How Jordan Anderson discovered his race hauler is a ‘time capsule’
If not for the COVID-19 pandemic that’s brought NASCAR and much of the country to a stop, it might have taken Jordan Anderson a while to discover his race team’s hauler was a “time capsule.”
When you’re not expecting to race until at least May, there’s not too much you can do around your race shop.
What you can do is clean your hauler, which would be a “bottom of the totem pole” chore for his Truck Series team in more normal times.
That’s what Anderson was doing today when he learned that the hauler his team has used since 2019 once pulled into the Cup Series garage … 18 years ago.
“Underneath the seat cushions it had ‘Hooters Racing / No. 11’ on it. …. handwritten in sharpie,” Anderson said.
The No. 11 and Hooters were a combo associated with Cup Series driver Brett Bodine from 2002-03 when Bodine owned his own team.

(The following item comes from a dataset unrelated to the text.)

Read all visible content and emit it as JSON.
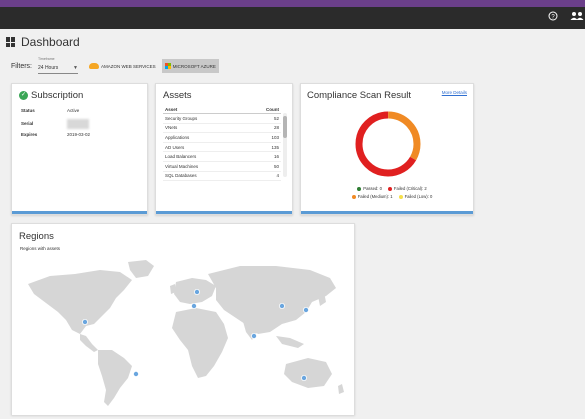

As for the inscribed cushion?
“Somebody pointed this out on Twitter that’s a common thing that Featherlite did when they manufactured these haulers,” Anderson said. “All the seats were made in a common area and the way they marked what hauler they were going in was somebody would just take a sharpie on the bottom board of the cushions and write what hauler it was going in.”
There were more relics from the early 2000s found underneath the hauler’s drawers.
“We found a couple of … setup sheets and stuff like that that had Brett Bodine, the 11 logo on it,” Anderson said. “Then we found one note that I think had practice times from like Phoenix in 2002 in there.”
Anderson, who finished second in the season-opening race at Daytona for his first career top five, purchased the hauler from Premium Motorsports at the end of the 2018 season. Before Premium, it was owned by Stewart Friesen when he began competing in the Truck Series in 2017. Before that, it hauled Tommy Baldwin Racing’s No. 7 Cup car driven by Alex Bowman in 2015.
Using equipment that’s survived through multiple racing generations is not a new experience for Anderson’s self-owned team.
“Honestly, it’s been my entire career,” said Jordan, who currently owns chassis once used by GMS Racing. “With us being a smaller team, we don’t actually manufacturer the chassis. We may do body work, things like that. Most chassis and parts that we buy come from smaller teams and there’s a lot of people that are here in Mooresville that sell used parts.”
Jordan said he has brake calipers that are engraved with “KHI,” the initials for Kevin Harvick Inc., the Truck and Xfinity Series team Harvick operated that closed in 2011.
“It’s pretty crazy to go back and find some of the parts and pieces that we got that have been recycled from bigger teams,” Anderson said. “The fact that stuff gets recycled and reused is how teams like myself stay alive. Because for us to go out and buy all brand new stuff, you’d run out of money pretty quickly.”
As for his hauler, Anderson views its journey through the auto racing community as having come “full circle.”
“That hauler started its life with Brett Bodine, but he owned his team back then and now (it’s) with me owning our team in the Truck Series,” Anderson said. “Most stuff in racing has got a pretty long story. You don’t often get too fortunate to find stuff like what we found today to be able to trace it all the way back.”